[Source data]
────────────────

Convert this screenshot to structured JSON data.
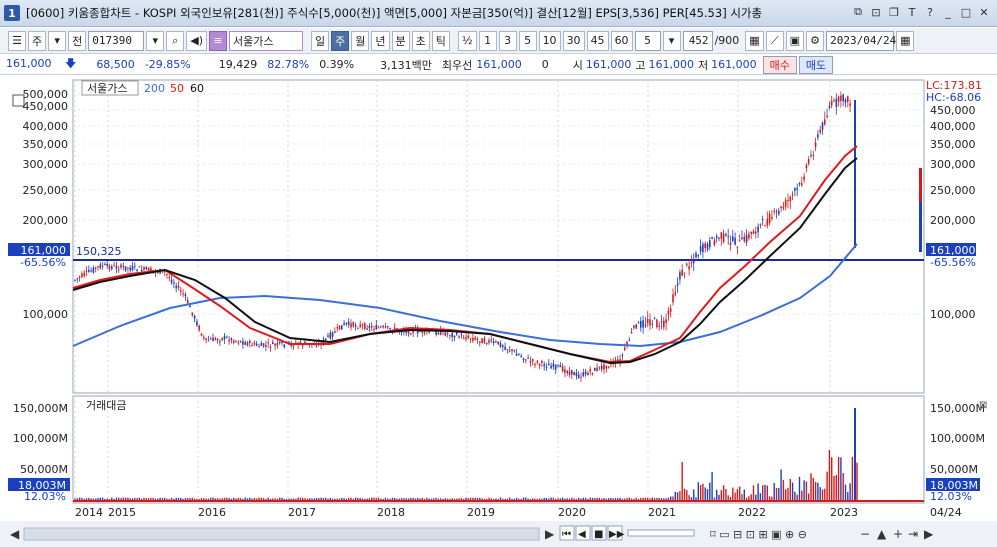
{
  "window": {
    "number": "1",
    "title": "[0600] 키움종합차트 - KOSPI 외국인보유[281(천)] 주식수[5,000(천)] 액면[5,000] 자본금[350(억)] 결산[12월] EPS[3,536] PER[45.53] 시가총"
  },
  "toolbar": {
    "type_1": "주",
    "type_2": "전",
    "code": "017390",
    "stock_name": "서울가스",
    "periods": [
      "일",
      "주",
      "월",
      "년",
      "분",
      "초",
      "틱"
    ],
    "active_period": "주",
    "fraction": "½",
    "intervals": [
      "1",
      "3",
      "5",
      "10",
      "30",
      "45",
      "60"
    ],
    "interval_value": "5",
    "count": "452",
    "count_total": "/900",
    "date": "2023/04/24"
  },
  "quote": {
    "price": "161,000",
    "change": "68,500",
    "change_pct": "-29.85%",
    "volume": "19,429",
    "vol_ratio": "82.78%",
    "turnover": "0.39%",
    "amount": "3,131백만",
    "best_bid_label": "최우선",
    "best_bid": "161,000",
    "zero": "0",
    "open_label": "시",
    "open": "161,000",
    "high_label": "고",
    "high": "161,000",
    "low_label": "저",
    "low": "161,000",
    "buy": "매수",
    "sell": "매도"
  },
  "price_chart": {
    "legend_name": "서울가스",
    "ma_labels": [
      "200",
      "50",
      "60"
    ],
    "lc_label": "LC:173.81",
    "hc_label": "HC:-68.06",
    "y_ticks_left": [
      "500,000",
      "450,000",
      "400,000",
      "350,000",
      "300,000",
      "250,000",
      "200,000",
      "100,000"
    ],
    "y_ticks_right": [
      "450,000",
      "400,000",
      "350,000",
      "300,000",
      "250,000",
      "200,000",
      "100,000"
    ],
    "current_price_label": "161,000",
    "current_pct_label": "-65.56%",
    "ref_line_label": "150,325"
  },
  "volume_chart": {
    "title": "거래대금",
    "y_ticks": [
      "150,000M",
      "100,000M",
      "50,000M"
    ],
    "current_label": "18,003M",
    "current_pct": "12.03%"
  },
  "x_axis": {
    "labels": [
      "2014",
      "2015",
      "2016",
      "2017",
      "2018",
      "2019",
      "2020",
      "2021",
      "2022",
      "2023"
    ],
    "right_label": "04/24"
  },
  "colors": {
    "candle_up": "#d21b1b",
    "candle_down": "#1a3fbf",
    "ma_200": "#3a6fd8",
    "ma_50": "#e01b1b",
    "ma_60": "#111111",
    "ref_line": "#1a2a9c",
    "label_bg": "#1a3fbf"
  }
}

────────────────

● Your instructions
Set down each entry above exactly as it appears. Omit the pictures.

● Finished task
Convert this screenshot to structured JSON data.
{
  "window": {
    "number": "1",
    "title": "[0600] 키움종합차트 - KOSPI 외국인보유[281(천)] 주식수[5,000(천)] 액면[5,000] 자본금[350(억)] 결산[12월] EPS[3,536] PER[45.53] 시가총"
  },
  "toolbar": {
    "type_1": "주",
    "type_2": "전",
    "code": "017390",
    "stock_name": "서울가스",
    "periods": [
      "일",
      "주",
      "월",
      "년",
      "분",
      "초",
      "틱"
    ],
    "active_period": "주",
    "fraction": "½",
    "intervals": [
      "1",
      "3",
      "5",
      "10",
      "30",
      "45",
      "60"
    ],
    "interval_value": "5",
    "count": "452",
    "count_total": "/900",
    "date": "2023/04/24"
  },
  "quote": {
    "price": "161,000",
    "change": "68,500",
    "change_pct": "-29.85%",
    "volume": "19,429",
    "vol_ratio": "82.78%",
    "turnover": "0.39%",
    "amount": "3,131백만",
    "best_bid_label": "최우선",
    "best_bid": "161,000",
    "zero": "0",
    "open_label": "시",
    "open": "161,000",
    "high_label": "고",
    "high": "161,000",
    "low_label": "저",
    "low": "161,000",
    "buy": "매수",
    "sell": "매도"
  },
  "price_chart": {
    "legend_name": "서울가스",
    "ma_labels": [
      "200",
      "50",
      "60"
    ],
    "lc_label": "LC:173.81",
    "hc_label": "HC:-68.06",
    "y_ticks_left": [
      "500,000",
      "450,000",
      "400,000",
      "350,000",
      "300,000",
      "250,000",
      "200,000",
      "100,000"
    ],
    "y_ticks_right": [
      "450,000",
      "400,000",
      "350,000",
      "300,000",
      "250,000",
      "200,000",
      "100,000"
    ],
    "current_price_label": "161,000",
    "current_pct_label": "-65.56%",
    "ref_line_label": "150,325"
  },
  "volume_chart": {
    "title": "거래대금",
    "y_ticks": [
      "150,000M",
      "100,000M",
      "50,000M"
    ],
    "current_label": "18,003M",
    "current_pct": "12.03%"
  },
  "x_axis": {
    "labels": [
      "2014",
      "2015",
      "2016",
      "2017",
      "2018",
      "2019",
      "2020",
      "2021",
      "2022",
      "2023"
    ],
    "right_label": "04/24"
  },
  "colors": {
    "candle_up": "#d21b1b",
    "candle_down": "#1a3fbf",
    "ma_200": "#3a6fd8",
    "ma_50": "#e01b1b",
    "ma_60": "#111111",
    "ref_line": "#1a2a9c",
    "label_bg": "#1a3fbf"
  }
}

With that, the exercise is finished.